SAQ 4 was particularly abstruse: this question on default judgment went far beyond testing knowledge of the full procedural elements of variation/setting aside. Default judgment is on the syllabus, but it seems unjust to go to that level of detail.
The Criminal paper had fewer problems. However, we feel it is inappropriate to penalise students for lacking a specific piece of knowledge by testing for that knowledge over a number of questions. For example, a minor aspect of the relationship between s.76 and s.78 of PACE 1984 determined the correct answer for a number of questions over the MCQ/SAQs. Similarly, there was more than one question on the permissible majority verdicts on juries. The Criminal paper, therefore, accorded disproportionate weight to these matters.
Although this exam took place on the 26th March, this paper again focused on an abstract academic and theoretical understanding of ethical problems, rather than testing a student’s knowledge and application of the Code of Conduct and the documents listed on the syllabus. It again bore no relationship or similarity to the mock exams provided by CEB, and simply was not a paper that we had prepared for. As such, many students considered it unreasonable in content.
As a result, these Exams are perceived to have been unfair:
(a) testing knowledge that cannot reasonably be expected from a student or Pupil barrister;
(b) in some cases was not on the syllabus at all;
(c) poorly worded questions made it even more difficult to navigate the papers, which in turn also affected timing in answering the other questions on the papers. In most cases students were left with too little time to answer the SAQs properly.
These Exams went well beyond the ‘what should a practitioner know by heart’ standard, into abstruse and irrelevant points.

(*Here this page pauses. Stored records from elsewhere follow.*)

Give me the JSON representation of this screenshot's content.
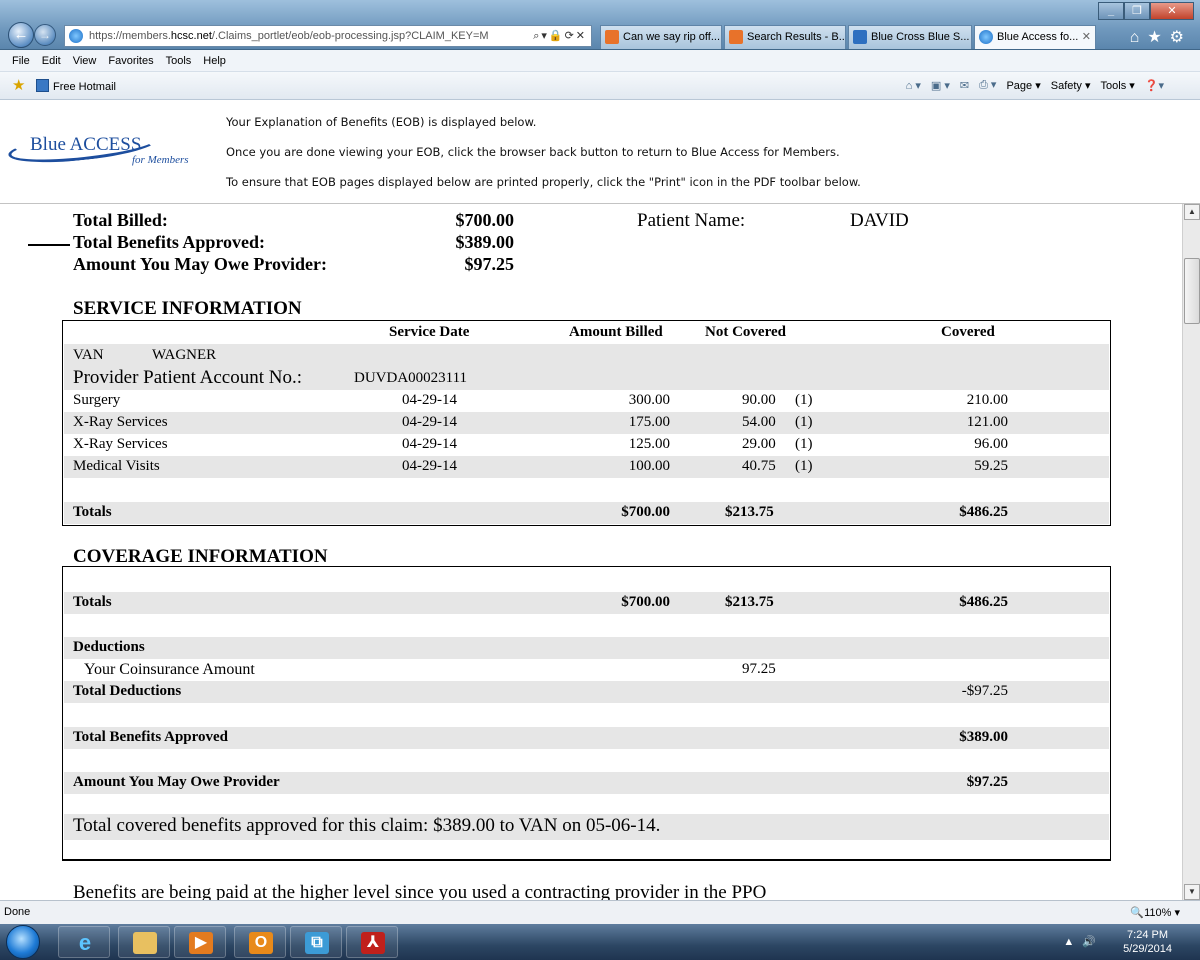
{
  "browser": {
    "url_prefix": "https://members.",
    "url_domain": "hcsc.net",
    "url_rest": "/.Claims_portlet/eob/eob-processing.jsp?CLAIM_KEY=M",
    "tabs": [
      {
        "label": "Can we say rip off..."
      },
      {
        "label": "Search Results - B..."
      },
      {
        "label": "Blue Cross Blue S..."
      },
      {
        "label": "Blue Access fo..."
      }
    ],
    "menu": [
      "File",
      "Edit",
      "View",
      "Favorites",
      "Tools",
      "Help"
    ],
    "favorites": {
      "hotmail": "Free Hotmail"
    },
    "commands": {
      "page": "Page ▾",
      "safety": "Safety ▾",
      "tools": "Tools ▾"
    },
    "status": "Done",
    "zoom": "110%"
  },
  "header": {
    "brand": "Blue ACCESS",
    "sub": "for Members",
    "msg1": "Your Explanation of Benefits (EOB) is displayed below.",
    "msg2": "Once you are done viewing your EOB, click the browser back button to return to Blue Access for Members.",
    "msg3": "To ensure that EOB pages displayed below are printed properly, click the \"Print\" icon in the PDF toolbar below."
  },
  "summary": {
    "billed_label": "Total Billed:",
    "billed": "$700.00",
    "approved_label": "Total Benefits Approved:",
    "approved": "$389.00",
    "owe_label": "Amount You May Owe Provider:",
    "owe": "$97.25",
    "patient_label": "Patient Name:",
    "patient_value": "DAVID"
  },
  "service": {
    "title": "SERVICE INFORMATION",
    "headers": {
      "date": "Service Date",
      "billed": "Amount Billed",
      "not_covered": "Not Covered",
      "covered": "Covered"
    },
    "provider_first": "VAN",
    "provider_last": "WAGNER",
    "account_label": "Provider Patient Account No.:",
    "account_value": "DUVDA00023111",
    "rows": [
      {
        "service": "Surgery",
        "date": "04-29-14",
        "billed": "300.00",
        "not_covered": "90.00",
        "note": "(1)",
        "covered": "210.00"
      },
      {
        "service": "X-Ray Services",
        "date": "04-29-14",
        "billed": "175.00",
        "not_covered": "54.00",
        "note": "(1)",
        "covered": "121.00"
      },
      {
        "service": "X-Ray Services",
        "date": "04-29-14",
        "billed": "125.00",
        "not_covered": "29.00",
        "note": "(1)",
        "covered": "96.00"
      },
      {
        "service": "Medical Visits",
        "date": "04-29-14",
        "billed": "100.00",
        "not_covered": "40.75",
        "note": "(1)",
        "covered": "59.25"
      }
    ],
    "totals": {
      "label": "Totals",
      "billed": "$700.00",
      "not_covered": "$213.75",
      "covered": "$486.25"
    }
  },
  "coverage": {
    "title": "COVERAGE INFORMATION",
    "totals": {
      "label": "Totals",
      "billed": "$700.00",
      "not_covered": "$213.75",
      "covered": "$486.25"
    },
    "deductions_label": "Deductions",
    "coinsurance_label": "Your Coinsurance Amount",
    "coinsurance_value": "97.25",
    "total_deductions_label": "Total Deductions",
    "total_deductions_value": "-$97.25",
    "benefits_label": "Total Benefits Approved",
    "benefits_value": "$389.00",
    "owe_label": "Amount You May Owe Provider",
    "owe_value": "$97.25",
    "claim_text": "Total covered benefits approved for this claim: $389.00 to VAN on 05-06-14."
  },
  "footer_text": "Benefits are being paid at the higher level since you used a contracting provider in the PPO",
  "clock": {
    "time": "7:24 PM",
    "date": "5/29/2014"
  }
}
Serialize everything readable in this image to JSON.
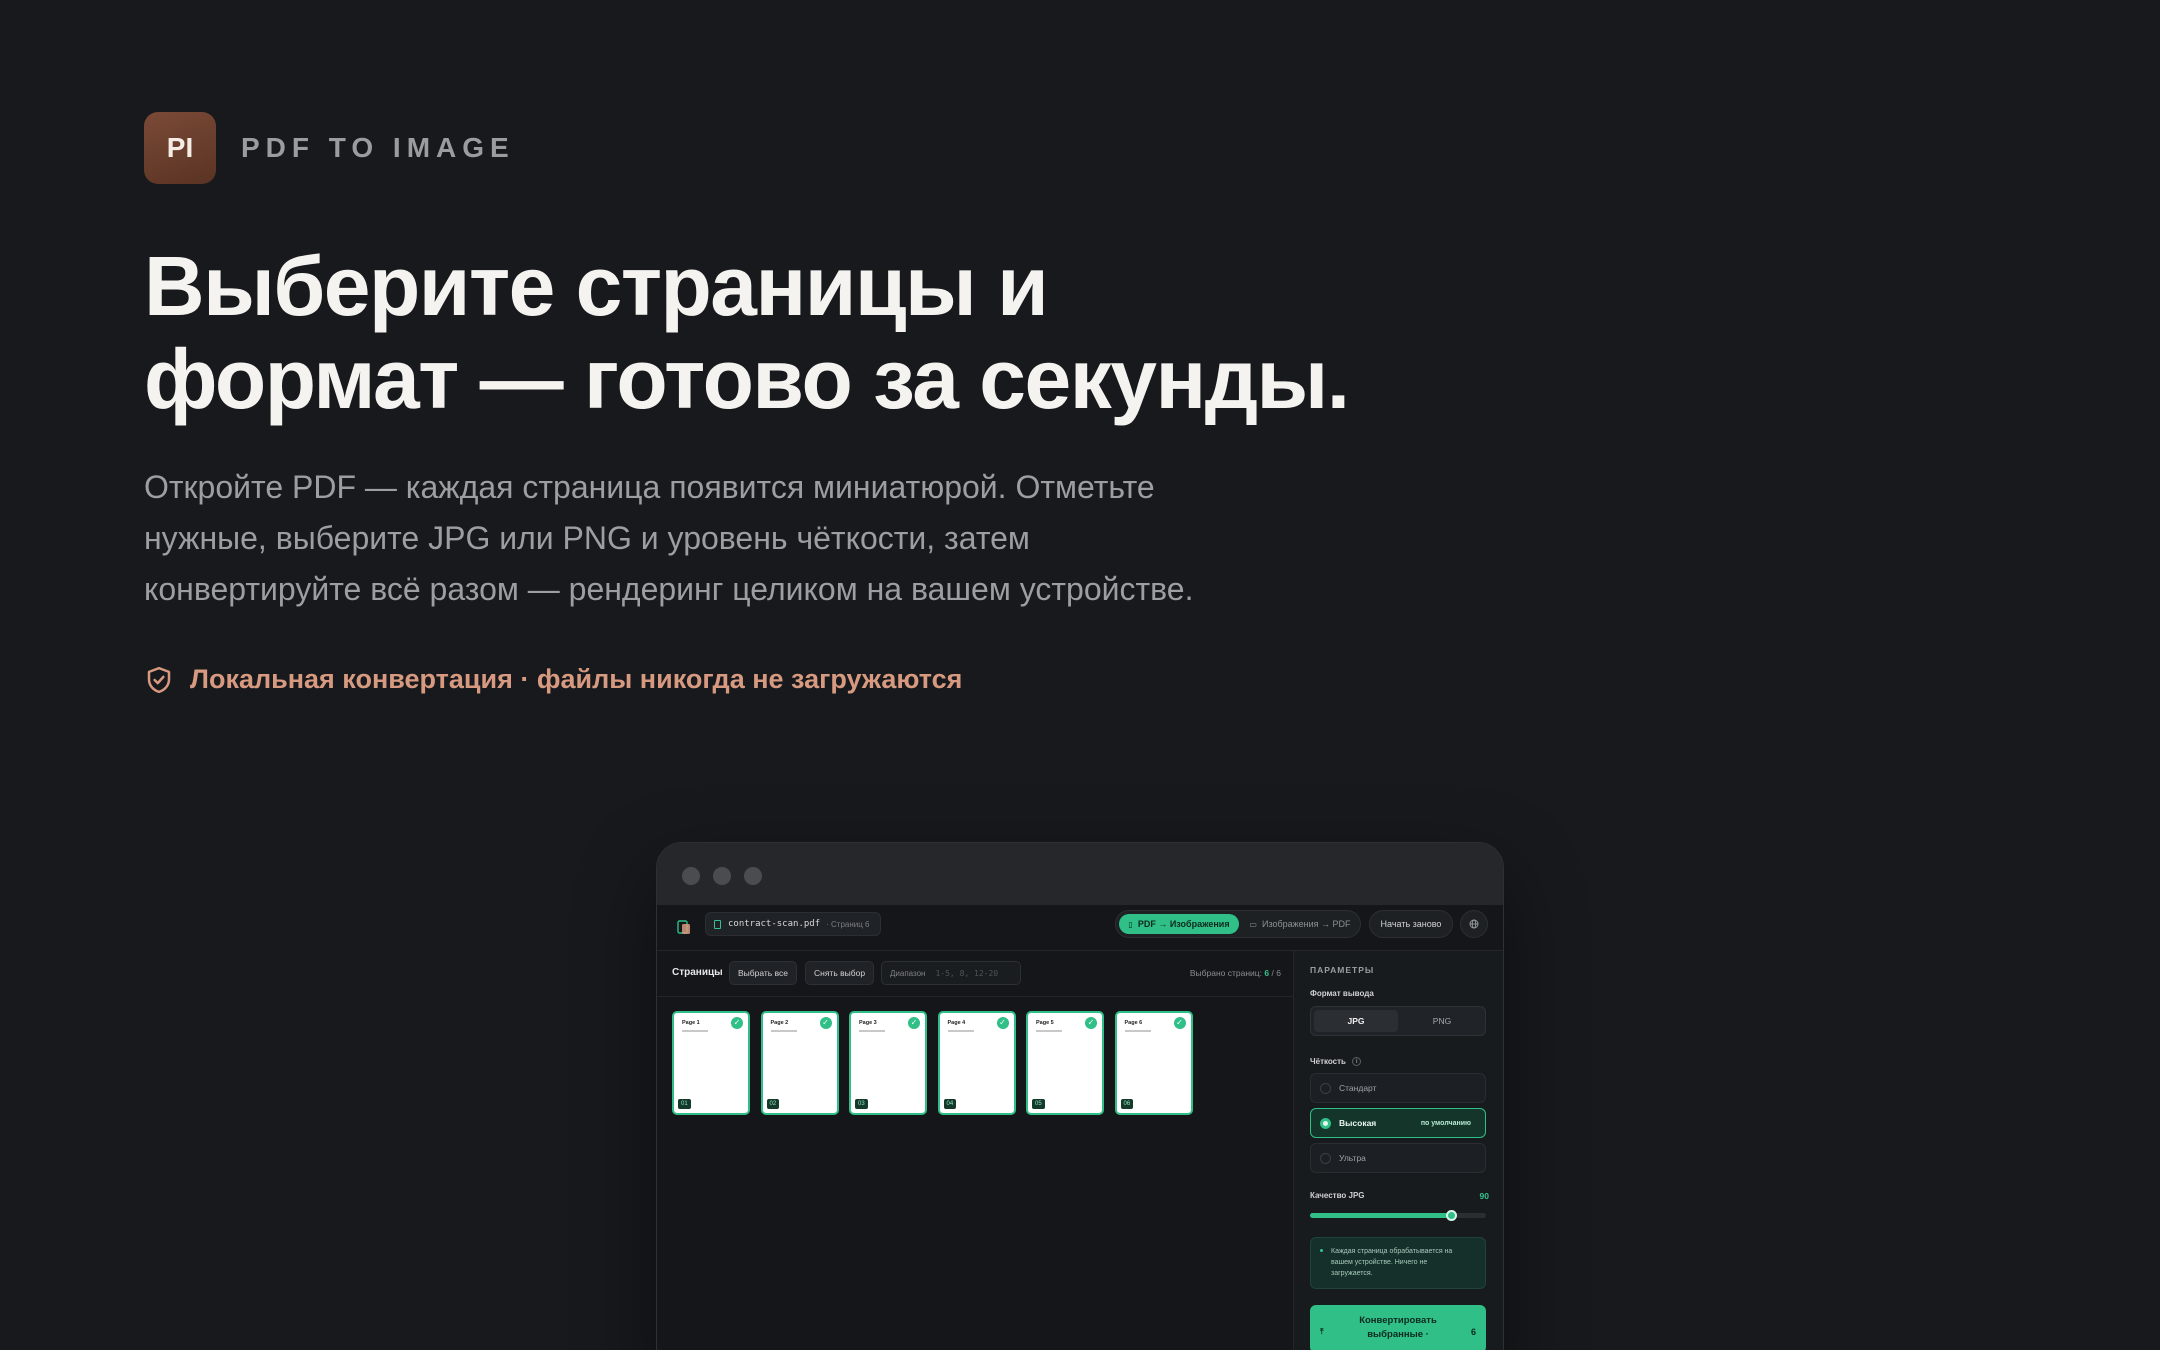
{
  "brand": {
    "badge": "PI",
    "name": "PDF TO IMAGE"
  },
  "hero": {
    "headline_line1": "Выберите страницы и",
    "headline_line2": "формат — готово за секунды.",
    "subtitle_line1": "Откройте PDF — каждая страница появится миниатюрой. Отметьте",
    "subtitle_line2": "нужные, выберите JPG или PNG и уровень чёткости, затем",
    "subtitle_line3": "конвертируйте всё разом — рендеринг целиком на вашем устройстве.",
    "privacy_note": "Локальная конвертация · файлы никогда не загружаются"
  },
  "colors": {
    "accent": "#2fbf87",
    "brand": "#6b3f2d",
    "privacy_text": "#d79a80",
    "background": "#17191c"
  },
  "app": {
    "file_name": "contract-scan.pdf",
    "file_pages": "· Страниц 6",
    "mode_active": "PDF → Изображения",
    "mode_inactive": "Изображения → PDF",
    "restart": "Начать заново",
    "globe_icon": "globe-icon",
    "pages": {
      "title": "Страницы",
      "select_all": "Выбрать все",
      "deselect": "Снять выбор",
      "range_label": "Диапазон",
      "range_placeholder": "1-5, 8, 12-20",
      "selected_label": "Выбрано страниц:",
      "selected_count": "6",
      "selected_sep": "/",
      "total": "6",
      "thumbs": [
        {
          "title": "Page 1",
          "num": "01"
        },
        {
          "title": "Page 2",
          "num": "02"
        },
        {
          "title": "Page 3",
          "num": "03"
        },
        {
          "title": "Page 4",
          "num": "04"
        },
        {
          "title": "Page 5",
          "num": "05"
        },
        {
          "title": "Page 6",
          "num": "06"
        }
      ]
    },
    "settings": {
      "heading": "ПАРАМЕТРЫ",
      "format_label": "Формат вывода",
      "format_jpg": "JPG",
      "format_png": "PNG",
      "format_selected": "JPG",
      "clarity_label": "Чёткость",
      "clarity_info": "i",
      "clarity_options": [
        "Стандарт",
        "Высокая",
        "Ультра"
      ],
      "clarity_selected": "Высокая",
      "default_tag": "по умолчанию",
      "quality_label": "Качество JPG",
      "quality_value": "90",
      "quality_fraction": 0.8,
      "note_line1": "Каждая страница обрабатывается на",
      "note_line2": "вашем устройстве. Ничего не",
      "note_line3": "загружается.",
      "convert_line1": "Конвертировать",
      "convert_line2": "выбранные ·",
      "convert_count": "6",
      "convert_icon": "upload-icon"
    }
  }
}
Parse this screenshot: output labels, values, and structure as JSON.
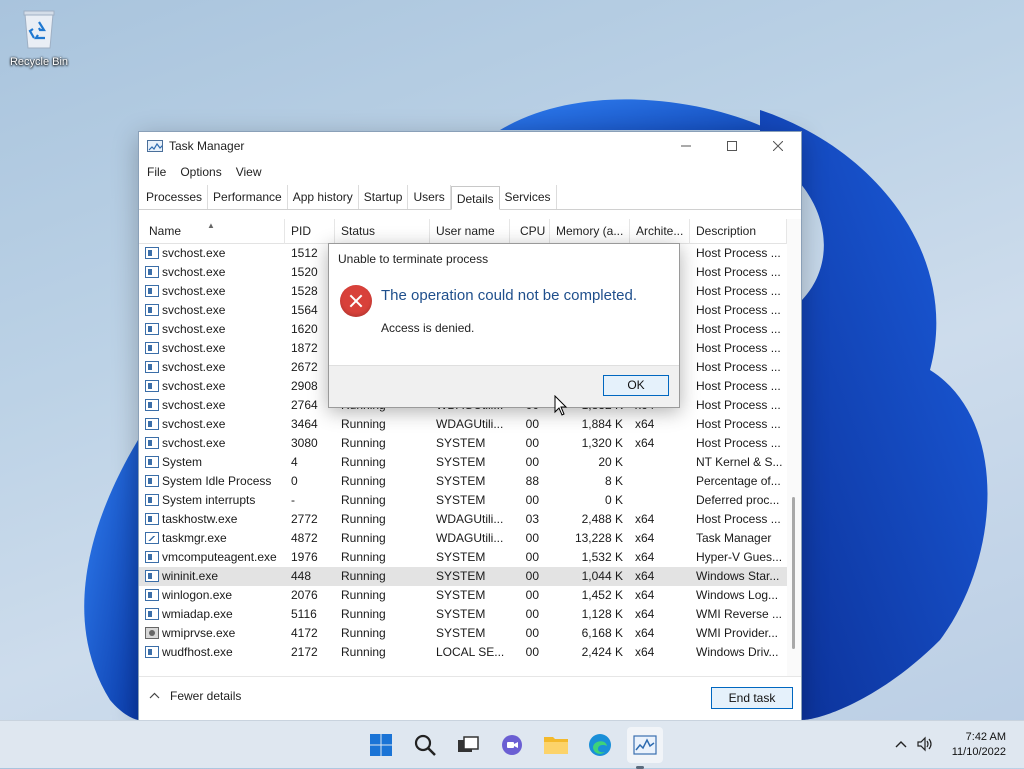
{
  "desktop": {
    "recycle_bin_label": "Recycle Bin"
  },
  "window": {
    "title": "Task Manager",
    "menu": [
      "File",
      "Options",
      "View"
    ],
    "tabs": [
      "Processes",
      "Performance",
      "App history",
      "Startup",
      "Users",
      "Details",
      "Services"
    ],
    "active_tab": "Details"
  },
  "table": {
    "columns": [
      "Name",
      "PID",
      "Status",
      "User name",
      "CPU",
      "Memory (a...",
      "Archite...",
      "Description"
    ],
    "rows": [
      {
        "name": "svchost.exe",
        "pid": "1512",
        "status": "",
        "user": "",
        "cpu": "",
        "mem": "",
        "arch": "",
        "desc": "Host Process ..."
      },
      {
        "name": "svchost.exe",
        "pid": "1520",
        "status": "",
        "user": "",
        "cpu": "",
        "mem": "",
        "arch": "",
        "desc": "Host Process ..."
      },
      {
        "name": "svchost.exe",
        "pid": "1528",
        "status": "",
        "user": "",
        "cpu": "",
        "mem": "",
        "arch": "",
        "desc": "Host Process ..."
      },
      {
        "name": "svchost.exe",
        "pid": "1564",
        "status": "",
        "user": "",
        "cpu": "",
        "mem": "",
        "arch": "",
        "desc": "Host Process ..."
      },
      {
        "name": "svchost.exe",
        "pid": "1620",
        "status": "",
        "user": "",
        "cpu": "",
        "mem": "",
        "arch": "",
        "desc": "Host Process ..."
      },
      {
        "name": "svchost.exe",
        "pid": "1872",
        "status": "",
        "user": "",
        "cpu": "",
        "mem": "",
        "arch": "",
        "desc": "Host Process ..."
      },
      {
        "name": "svchost.exe",
        "pid": "2672",
        "status": "",
        "user": "",
        "cpu": "",
        "mem": "",
        "arch": "",
        "desc": "Host Process ..."
      },
      {
        "name": "svchost.exe",
        "pid": "2908",
        "status": "",
        "user": "",
        "cpu": "",
        "mem": "",
        "arch": "",
        "desc": "Host Process ..."
      },
      {
        "name": "svchost.exe",
        "pid": "2764",
        "status": "Running",
        "user": "WDAGUtili...",
        "cpu": "00",
        "mem": "1,832 K",
        "arch": "x64",
        "desc": "Host Process ..."
      },
      {
        "name": "svchost.exe",
        "pid": "3464",
        "status": "Running",
        "user": "WDAGUtili...",
        "cpu": "00",
        "mem": "1,884 K",
        "arch": "x64",
        "desc": "Host Process ..."
      },
      {
        "name": "svchost.exe",
        "pid": "3080",
        "status": "Running",
        "user": "SYSTEM",
        "cpu": "00",
        "mem": "1,320 K",
        "arch": "x64",
        "desc": "Host Process ..."
      },
      {
        "name": "System",
        "pid": "4",
        "status": "Running",
        "user": "SYSTEM",
        "cpu": "00",
        "mem": "20 K",
        "arch": "",
        "desc": "NT Kernel & S..."
      },
      {
        "name": "System Idle Process",
        "pid": "0",
        "status": "Running",
        "user": "SYSTEM",
        "cpu": "88",
        "mem": "8 K",
        "arch": "",
        "desc": "Percentage of..."
      },
      {
        "name": "System interrupts",
        "pid": "-",
        "status": "Running",
        "user": "SYSTEM",
        "cpu": "00",
        "mem": "0 K",
        "arch": "",
        "desc": "Deferred proc..."
      },
      {
        "name": "taskhostw.exe",
        "pid": "2772",
        "status": "Running",
        "user": "WDAGUtili...",
        "cpu": "03",
        "mem": "2,488 K",
        "arch": "x64",
        "desc": "Host Process ..."
      },
      {
        "name": "taskmgr.exe",
        "pid": "4872",
        "status": "Running",
        "user": "WDAGUtili...",
        "cpu": "00",
        "mem": "13,228 K",
        "arch": "x64",
        "desc": "Task Manager"
      },
      {
        "name": "vmcomputeagent.exe",
        "pid": "1976",
        "status": "Running",
        "user": "SYSTEM",
        "cpu": "00",
        "mem": "1,532 K",
        "arch": "x64",
        "desc": "Hyper-V Gues..."
      },
      {
        "name": "wininit.exe",
        "pid": "448",
        "status": "Running",
        "user": "SYSTEM",
        "cpu": "00",
        "mem": "1,044 K",
        "arch": "x64",
        "desc": "Windows Star..."
      },
      {
        "name": "winlogon.exe",
        "pid": "2076",
        "status": "Running",
        "user": "SYSTEM",
        "cpu": "00",
        "mem": "1,452 K",
        "arch": "x64",
        "desc": "Windows Log..."
      },
      {
        "name": "wmiadap.exe",
        "pid": "5116",
        "status": "Running",
        "user": "SYSTEM",
        "cpu": "00",
        "mem": "1,128 K",
        "arch": "x64",
        "desc": "WMI Reverse ..."
      },
      {
        "name": "wmiprvse.exe",
        "pid": "4172",
        "status": "Running",
        "user": "SYSTEM",
        "cpu": "00",
        "mem": "6,168 K",
        "arch": "x64",
        "desc": "WMI Provider..."
      },
      {
        "name": "wudfhost.exe",
        "pid": "2172",
        "status": "Running",
        "user": "LOCAL SE...",
        "cpu": "00",
        "mem": "2,424 K",
        "arch": "x64",
        "desc": "Windows Driv..."
      }
    ],
    "selected_index": 17
  },
  "footer": {
    "fewer_details_label": "Fewer details",
    "end_task_label": "End task"
  },
  "dialog": {
    "title": "Unable to terminate process",
    "main_instruction": "The operation could not be completed.",
    "content": "Access is denied.",
    "ok_label": "OK"
  },
  "taskbar": {
    "time": "7:42 AM",
    "date": "11/10/2022",
    "apps": [
      "start-icon",
      "search-icon",
      "task-view-icon",
      "chat-icon",
      "file-explorer-icon",
      "edge-icon",
      "task-manager-icon"
    ]
  }
}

The consequences of these disastrous Exams are far-reaching. For all of us, it marks the culmination of a year of hard work and preparation. A fail grade seriously jeopardises the careers of those of us expecting to be Called this summer and begin Pupillage in October. It will also adversely affect the chances of those seeking to obtain Pupillage. These are professional examinations, and they should have been set to a professional standard. They were not, and it seems that only the students will suffer as a result.
The pass mark for both the Exams must be scaled down. We therefore propose a more lenient approach towards marking of the scripts. The strict condition of passing individual parts of the Exams (SAQs and MCQs) with a high threshold of 60% should be substituted to a combined pass requirement as with the Alternative Dispute Resolution paper.
It is therefore submitted to the CEB and the BSB to act on this complaint immediately to prevent conscientious students from suffering the consequences of what we strongly believe to be an unjust examination process.
The undersigned (Please find the signature-sheet attached with this letter)
RESPONSE FROM THE BSB
“The BSB has formal procedures for obtaining feedback from Provider institutions regarding content of the centrally set assessments, including reference to issues such as syllabus coverage, level of detail required, and whether there are any concerns relating to whether or not the questions are fit for purpose, or whether the solutions are appropriate. The external examiners attached to each Provider will also be reporting on the assessments at the institutions for which they are responsible.
Evidence gathered through this feedback process can be used by the central examiners in determining whether, in the event that there is a statistically significant deviation in the level of candidate performance that might have been expected, there is a case for cohort marks being adjusted (usually through scaling of marks). The Central Examination Board will also have access to statistical data on student performance, and expert statistical analysis to assist in the interpretation of this data.
Students are, of course, free to make whatever comments they wish about the assessments to Provider institutions. It is for the Provider institutions to reflect on whether any such comments raise substantive points of principle that they feel need to be included in the formal feedback.”